Sometimes it can be hard to work out when you need planning permission. Writing planning applications in Exeter and across the South West can be cumbersome and difficult. We have written this article to give you the exact information you need to know and whether you ought to apply.
What is Development?
In common English, any work on your property is a kind of development. However, in the eyes of the law, ‘development’ is defined according to the Town and Country Planning Act 1990. Planning permission is only needed if the work meets the definition of a ‘development’ takes place.
Development can include many things, but essentially is any substantial external or structural alterations – things like demolition, building extra rooms, or felling lots of trees around your house. Anything normally done by a builder would also probably be a development. Finally, any changes to the building’s purpose, whether that is subdividing the property to use it as two or more buildings or converting a house to a hotel, all require planning permission.
For example, a recent Exeter planning application involved changing the Toys R Us store on its high street to remove the existing glazed lobby, add new doorways and new signage, and block up an existing service bay for the building. This classifies as substantial external alterations, and so required planning permission.
If the internal alterations are dramatic enough, you might also need to submit a planning application. For example, a recent Exeter planning application involved stripping out a current high street retail outlet (the recently-closed Jones Bootmakers) to be prepared for its new owners’ shop, Typo. This falls under a substantial alteration, as the redecoration would mean changing the signage which passers-by see, and changing the nature of the high street. Permission is needed more often when you are dealing with commercial properties or places of special interest to the community or council: because the retail outlet was in the middle of the high street, it was sensible to receive permission before any dramatic alterations.
Does My Development Need Planning Permission?
Most, but not all, developments need planning permission. In some cases, development is permitted under national permitted development rights – you ought to apply for a certificate of lawful development to get formal confirmation, or speak to an expert for more information. A Neighbourhood Development Order or Community Right to Build Order might also be in place, which grants planning permission to specific developments in specific areas automatically to save time and money.
Not all development needs the same sort of planning permissions. You might want a local authority or national grant to carry out certain work without a planning application. You can also receive planning permission through a Local or Neighbourhood Development Order.
However, even if planning permission is not needed, you might have other obligations, such as advertisement consent or environmental concerns. The developer ultimately has responsibility to make sure these permissions are obtained, so if you are planning a development either hire an professional or triple check you have permission. Local authorities can provide pre-application advice as well, but note that many charge.
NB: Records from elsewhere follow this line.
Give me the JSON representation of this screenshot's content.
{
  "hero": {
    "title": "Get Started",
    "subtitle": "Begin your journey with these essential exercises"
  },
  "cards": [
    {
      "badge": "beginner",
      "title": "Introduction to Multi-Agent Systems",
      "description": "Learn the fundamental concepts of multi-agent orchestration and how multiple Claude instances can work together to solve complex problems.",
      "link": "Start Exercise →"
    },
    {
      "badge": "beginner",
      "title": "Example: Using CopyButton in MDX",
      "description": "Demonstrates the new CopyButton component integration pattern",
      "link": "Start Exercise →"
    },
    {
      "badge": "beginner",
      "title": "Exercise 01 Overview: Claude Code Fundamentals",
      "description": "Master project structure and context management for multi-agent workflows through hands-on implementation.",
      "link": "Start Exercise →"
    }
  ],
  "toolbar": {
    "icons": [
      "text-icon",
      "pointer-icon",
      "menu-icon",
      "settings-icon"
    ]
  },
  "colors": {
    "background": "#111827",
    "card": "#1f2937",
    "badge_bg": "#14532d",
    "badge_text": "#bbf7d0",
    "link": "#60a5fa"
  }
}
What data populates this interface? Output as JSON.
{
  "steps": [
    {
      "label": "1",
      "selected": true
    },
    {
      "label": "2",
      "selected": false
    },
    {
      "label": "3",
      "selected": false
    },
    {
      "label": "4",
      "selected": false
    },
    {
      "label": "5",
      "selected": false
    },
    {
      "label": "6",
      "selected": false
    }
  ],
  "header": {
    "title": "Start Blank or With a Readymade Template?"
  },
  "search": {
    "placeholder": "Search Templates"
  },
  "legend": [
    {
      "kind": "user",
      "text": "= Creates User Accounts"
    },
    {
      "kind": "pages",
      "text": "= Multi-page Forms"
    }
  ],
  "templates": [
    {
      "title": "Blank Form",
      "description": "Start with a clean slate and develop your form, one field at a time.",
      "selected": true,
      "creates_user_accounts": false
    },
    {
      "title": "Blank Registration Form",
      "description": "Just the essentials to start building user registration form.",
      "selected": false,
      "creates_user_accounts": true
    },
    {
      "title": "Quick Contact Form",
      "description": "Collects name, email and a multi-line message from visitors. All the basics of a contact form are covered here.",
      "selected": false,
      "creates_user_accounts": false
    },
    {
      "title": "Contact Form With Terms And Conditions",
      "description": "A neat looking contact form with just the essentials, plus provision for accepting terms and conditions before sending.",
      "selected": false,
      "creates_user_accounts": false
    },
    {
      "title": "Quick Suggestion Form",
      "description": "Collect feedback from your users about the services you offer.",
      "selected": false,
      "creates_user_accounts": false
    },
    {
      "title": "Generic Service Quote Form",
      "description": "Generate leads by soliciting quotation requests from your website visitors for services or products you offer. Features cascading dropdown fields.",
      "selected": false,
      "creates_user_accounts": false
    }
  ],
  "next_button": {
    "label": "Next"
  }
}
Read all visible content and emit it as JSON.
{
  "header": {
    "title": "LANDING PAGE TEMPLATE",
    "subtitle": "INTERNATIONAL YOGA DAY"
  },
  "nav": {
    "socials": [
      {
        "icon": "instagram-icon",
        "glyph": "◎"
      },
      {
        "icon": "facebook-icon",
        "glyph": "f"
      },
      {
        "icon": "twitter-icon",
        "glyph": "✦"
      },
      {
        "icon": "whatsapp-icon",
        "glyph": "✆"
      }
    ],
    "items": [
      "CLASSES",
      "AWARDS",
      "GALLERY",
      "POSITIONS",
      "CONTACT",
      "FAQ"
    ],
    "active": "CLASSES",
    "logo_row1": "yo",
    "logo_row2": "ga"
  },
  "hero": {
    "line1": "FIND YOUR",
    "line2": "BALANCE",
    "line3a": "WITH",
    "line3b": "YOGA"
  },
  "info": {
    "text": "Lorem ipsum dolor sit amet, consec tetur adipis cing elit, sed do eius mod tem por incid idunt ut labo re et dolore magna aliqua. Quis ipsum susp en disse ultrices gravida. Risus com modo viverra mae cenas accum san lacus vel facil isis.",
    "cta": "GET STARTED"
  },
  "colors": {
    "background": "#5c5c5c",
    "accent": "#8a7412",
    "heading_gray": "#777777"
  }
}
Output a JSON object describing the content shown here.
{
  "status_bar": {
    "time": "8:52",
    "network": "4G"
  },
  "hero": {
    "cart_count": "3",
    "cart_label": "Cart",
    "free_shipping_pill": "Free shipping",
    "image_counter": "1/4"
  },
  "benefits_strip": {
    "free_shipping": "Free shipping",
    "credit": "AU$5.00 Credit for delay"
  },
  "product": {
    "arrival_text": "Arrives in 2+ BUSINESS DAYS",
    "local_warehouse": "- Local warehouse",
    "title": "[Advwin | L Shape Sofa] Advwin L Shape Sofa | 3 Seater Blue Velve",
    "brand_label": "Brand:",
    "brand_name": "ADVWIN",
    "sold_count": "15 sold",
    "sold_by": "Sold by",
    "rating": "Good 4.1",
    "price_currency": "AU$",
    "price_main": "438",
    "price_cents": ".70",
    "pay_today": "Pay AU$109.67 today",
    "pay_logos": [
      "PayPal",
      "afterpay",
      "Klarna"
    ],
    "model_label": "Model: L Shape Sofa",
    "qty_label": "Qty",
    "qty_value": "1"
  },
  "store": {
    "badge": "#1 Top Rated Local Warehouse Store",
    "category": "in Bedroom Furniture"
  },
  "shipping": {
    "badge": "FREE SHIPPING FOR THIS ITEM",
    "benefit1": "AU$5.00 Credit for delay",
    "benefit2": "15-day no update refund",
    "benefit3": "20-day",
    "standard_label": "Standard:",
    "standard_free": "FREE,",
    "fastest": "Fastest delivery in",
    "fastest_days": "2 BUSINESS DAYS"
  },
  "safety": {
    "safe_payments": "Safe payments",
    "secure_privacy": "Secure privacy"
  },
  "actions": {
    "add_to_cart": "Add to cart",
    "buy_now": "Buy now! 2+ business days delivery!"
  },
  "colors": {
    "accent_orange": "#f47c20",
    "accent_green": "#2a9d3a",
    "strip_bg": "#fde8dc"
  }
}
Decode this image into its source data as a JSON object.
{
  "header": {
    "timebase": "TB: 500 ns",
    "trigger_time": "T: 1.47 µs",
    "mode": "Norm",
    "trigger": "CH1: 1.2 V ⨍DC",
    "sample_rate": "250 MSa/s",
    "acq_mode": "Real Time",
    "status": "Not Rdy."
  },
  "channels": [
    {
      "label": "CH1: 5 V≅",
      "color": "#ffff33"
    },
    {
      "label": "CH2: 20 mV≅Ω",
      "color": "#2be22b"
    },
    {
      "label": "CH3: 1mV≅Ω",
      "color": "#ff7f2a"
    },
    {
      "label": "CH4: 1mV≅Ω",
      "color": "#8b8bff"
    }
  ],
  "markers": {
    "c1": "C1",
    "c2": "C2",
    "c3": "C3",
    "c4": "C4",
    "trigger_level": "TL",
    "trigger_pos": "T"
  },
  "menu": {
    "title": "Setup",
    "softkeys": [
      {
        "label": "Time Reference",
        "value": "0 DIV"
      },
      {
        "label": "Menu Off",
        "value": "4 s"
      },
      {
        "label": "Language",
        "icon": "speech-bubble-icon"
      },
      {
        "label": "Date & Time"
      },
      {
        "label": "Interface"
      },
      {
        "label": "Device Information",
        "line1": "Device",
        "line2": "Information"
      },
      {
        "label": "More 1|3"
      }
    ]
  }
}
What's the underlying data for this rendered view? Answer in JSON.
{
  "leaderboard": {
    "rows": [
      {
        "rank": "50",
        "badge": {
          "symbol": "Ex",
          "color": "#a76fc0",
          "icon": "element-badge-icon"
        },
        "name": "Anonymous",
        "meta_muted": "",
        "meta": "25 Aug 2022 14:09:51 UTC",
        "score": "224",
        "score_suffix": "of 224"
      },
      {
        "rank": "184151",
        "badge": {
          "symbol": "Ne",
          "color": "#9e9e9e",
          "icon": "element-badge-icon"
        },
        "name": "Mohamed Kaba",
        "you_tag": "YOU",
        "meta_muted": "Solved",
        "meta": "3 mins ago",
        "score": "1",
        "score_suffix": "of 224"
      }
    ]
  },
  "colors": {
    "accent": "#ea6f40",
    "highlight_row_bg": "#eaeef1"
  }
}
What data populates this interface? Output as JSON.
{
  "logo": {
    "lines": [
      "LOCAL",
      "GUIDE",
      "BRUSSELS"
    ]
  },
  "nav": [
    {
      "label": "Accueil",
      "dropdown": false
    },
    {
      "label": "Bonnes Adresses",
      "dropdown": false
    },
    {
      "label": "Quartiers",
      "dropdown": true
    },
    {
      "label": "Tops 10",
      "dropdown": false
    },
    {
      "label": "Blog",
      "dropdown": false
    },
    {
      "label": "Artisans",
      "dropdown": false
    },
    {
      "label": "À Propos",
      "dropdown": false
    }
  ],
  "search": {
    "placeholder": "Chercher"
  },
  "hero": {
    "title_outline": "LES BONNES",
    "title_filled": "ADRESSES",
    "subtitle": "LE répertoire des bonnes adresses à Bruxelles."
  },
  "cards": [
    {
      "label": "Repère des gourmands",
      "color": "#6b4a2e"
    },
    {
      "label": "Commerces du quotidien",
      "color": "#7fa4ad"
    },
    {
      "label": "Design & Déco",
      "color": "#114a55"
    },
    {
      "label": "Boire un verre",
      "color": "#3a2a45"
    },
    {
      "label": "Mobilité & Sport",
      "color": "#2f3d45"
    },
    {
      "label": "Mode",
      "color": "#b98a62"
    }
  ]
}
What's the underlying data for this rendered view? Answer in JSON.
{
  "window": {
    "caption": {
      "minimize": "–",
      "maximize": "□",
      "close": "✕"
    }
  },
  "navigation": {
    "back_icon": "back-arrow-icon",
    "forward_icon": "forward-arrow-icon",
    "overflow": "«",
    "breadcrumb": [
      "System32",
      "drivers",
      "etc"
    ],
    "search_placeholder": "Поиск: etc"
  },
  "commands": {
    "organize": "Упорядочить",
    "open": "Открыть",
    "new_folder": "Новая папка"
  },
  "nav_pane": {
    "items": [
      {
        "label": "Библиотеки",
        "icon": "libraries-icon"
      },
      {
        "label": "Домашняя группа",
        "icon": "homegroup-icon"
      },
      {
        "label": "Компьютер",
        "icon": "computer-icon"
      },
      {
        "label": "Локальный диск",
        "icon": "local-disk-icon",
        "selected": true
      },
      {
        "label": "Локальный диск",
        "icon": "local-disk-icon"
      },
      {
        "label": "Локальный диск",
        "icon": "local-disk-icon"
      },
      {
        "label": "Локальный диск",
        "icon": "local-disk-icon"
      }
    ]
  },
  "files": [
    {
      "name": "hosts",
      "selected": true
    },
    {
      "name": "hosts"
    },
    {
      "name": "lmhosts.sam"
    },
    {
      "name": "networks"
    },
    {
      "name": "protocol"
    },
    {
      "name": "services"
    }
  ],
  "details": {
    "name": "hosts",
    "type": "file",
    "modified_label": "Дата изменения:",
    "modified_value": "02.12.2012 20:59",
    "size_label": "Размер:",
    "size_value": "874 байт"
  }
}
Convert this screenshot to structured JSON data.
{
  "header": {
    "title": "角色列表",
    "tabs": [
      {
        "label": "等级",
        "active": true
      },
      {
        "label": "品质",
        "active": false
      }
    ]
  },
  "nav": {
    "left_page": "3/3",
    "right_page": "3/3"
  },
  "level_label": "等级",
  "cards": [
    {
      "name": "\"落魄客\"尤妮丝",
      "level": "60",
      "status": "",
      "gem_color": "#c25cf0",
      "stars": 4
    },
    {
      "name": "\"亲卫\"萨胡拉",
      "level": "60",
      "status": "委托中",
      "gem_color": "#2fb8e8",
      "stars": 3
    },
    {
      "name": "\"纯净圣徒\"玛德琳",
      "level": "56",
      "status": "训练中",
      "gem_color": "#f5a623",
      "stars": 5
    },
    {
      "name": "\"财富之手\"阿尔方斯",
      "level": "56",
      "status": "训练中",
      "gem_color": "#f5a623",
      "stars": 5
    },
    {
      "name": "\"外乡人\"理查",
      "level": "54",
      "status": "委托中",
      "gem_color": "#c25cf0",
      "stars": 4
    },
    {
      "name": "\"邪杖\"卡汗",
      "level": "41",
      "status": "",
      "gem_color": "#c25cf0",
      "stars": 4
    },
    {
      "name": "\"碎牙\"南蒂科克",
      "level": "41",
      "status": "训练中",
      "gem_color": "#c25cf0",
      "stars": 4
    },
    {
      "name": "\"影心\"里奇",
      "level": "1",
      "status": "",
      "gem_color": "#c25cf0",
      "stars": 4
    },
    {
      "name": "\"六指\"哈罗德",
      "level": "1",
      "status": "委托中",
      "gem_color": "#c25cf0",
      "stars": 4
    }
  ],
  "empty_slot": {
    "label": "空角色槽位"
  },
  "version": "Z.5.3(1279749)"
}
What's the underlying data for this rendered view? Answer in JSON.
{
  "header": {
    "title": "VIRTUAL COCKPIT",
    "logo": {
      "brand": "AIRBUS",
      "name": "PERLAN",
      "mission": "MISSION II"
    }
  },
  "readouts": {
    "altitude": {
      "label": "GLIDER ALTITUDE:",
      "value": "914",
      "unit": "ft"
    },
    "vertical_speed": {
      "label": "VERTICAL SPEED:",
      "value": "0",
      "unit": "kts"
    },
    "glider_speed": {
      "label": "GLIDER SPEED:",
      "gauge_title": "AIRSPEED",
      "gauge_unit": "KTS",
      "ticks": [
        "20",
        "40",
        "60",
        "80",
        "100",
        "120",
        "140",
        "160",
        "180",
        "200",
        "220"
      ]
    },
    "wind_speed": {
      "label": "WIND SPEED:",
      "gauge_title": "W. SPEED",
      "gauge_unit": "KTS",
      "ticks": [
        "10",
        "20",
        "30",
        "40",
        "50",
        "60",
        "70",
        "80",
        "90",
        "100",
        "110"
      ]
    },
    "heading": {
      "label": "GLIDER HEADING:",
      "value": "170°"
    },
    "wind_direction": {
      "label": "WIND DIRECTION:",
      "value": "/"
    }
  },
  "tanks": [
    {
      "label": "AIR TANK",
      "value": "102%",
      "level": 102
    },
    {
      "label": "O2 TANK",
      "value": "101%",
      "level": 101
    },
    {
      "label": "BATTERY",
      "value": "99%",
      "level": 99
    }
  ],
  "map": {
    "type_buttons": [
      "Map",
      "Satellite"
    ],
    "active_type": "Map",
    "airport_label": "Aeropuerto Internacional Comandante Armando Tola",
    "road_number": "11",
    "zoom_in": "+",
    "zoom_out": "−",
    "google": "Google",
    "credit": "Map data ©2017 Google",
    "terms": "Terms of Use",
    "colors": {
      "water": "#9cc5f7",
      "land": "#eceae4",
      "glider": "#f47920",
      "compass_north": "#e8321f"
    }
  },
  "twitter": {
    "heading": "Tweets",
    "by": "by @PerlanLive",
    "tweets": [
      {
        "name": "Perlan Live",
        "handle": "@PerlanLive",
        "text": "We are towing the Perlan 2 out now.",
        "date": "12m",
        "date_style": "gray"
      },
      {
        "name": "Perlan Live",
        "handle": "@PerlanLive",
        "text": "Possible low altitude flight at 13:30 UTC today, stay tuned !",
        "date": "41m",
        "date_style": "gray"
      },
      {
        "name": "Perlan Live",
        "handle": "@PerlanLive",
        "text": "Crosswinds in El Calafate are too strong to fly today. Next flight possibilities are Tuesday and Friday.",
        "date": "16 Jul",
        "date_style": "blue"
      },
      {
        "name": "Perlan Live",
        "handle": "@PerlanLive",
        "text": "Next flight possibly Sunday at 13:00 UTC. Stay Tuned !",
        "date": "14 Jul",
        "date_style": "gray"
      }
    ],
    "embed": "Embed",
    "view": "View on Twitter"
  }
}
Do I Need Planning Permission for my Home as my Place of Work?
Under the Town and Country Planning (Use Classes) Order 1987, buildings are grouped into different classes of use – shops, businesses, hotels, and so on. If you are converting your home to a place of work, the key question is whether your overall use of the building is going to change.
- Are you going to be still using your home primarily as your home?
- Will your business mean a substantially larger number of people coming by?
- Will your business cause more traffic on your street?
- Will your business disturb your neighbours at unreasonable hours?
- Will your business create noise or smells?
For example: suppose you have decided to start business as a takeaway from your home. You might not even make any changes to your property, so you might think you do not need planning permission. However, because your property will cause more traffic, particularly at unsociable hours, and create noise and smell, you will need to send in an application before going ahead.
Special Circumstances about Planning Permission
One exception to all of this is parking spaces. The government in the last few years has developed a view that parking spaces should be rentable without planning permission, all things being equal, to take pressure away from on-street parking, and have different needs.
Many farm-related developments have their own permitted development rights under the Town and Country Planning Order 2015. For example, farm shops are part of ‘farm diversification’ schemes, polytunnels and on-farm reservoirs have specific requirements to support sustainability. Farm tracks also have specific requirements in place. Barn conversions have additional planning permission requirements. As long as you stick to certain types and sizes of developments, full planning permission can be avoided on most farmsteads.
There are a fair few other special circumstances about planning permission that might apply to you. We have dealt with Exeter planning applications and secured planning permission all over the South West, and are happy to provide telephone advice on your needs. Get in touch, and we will respond as soon as possible.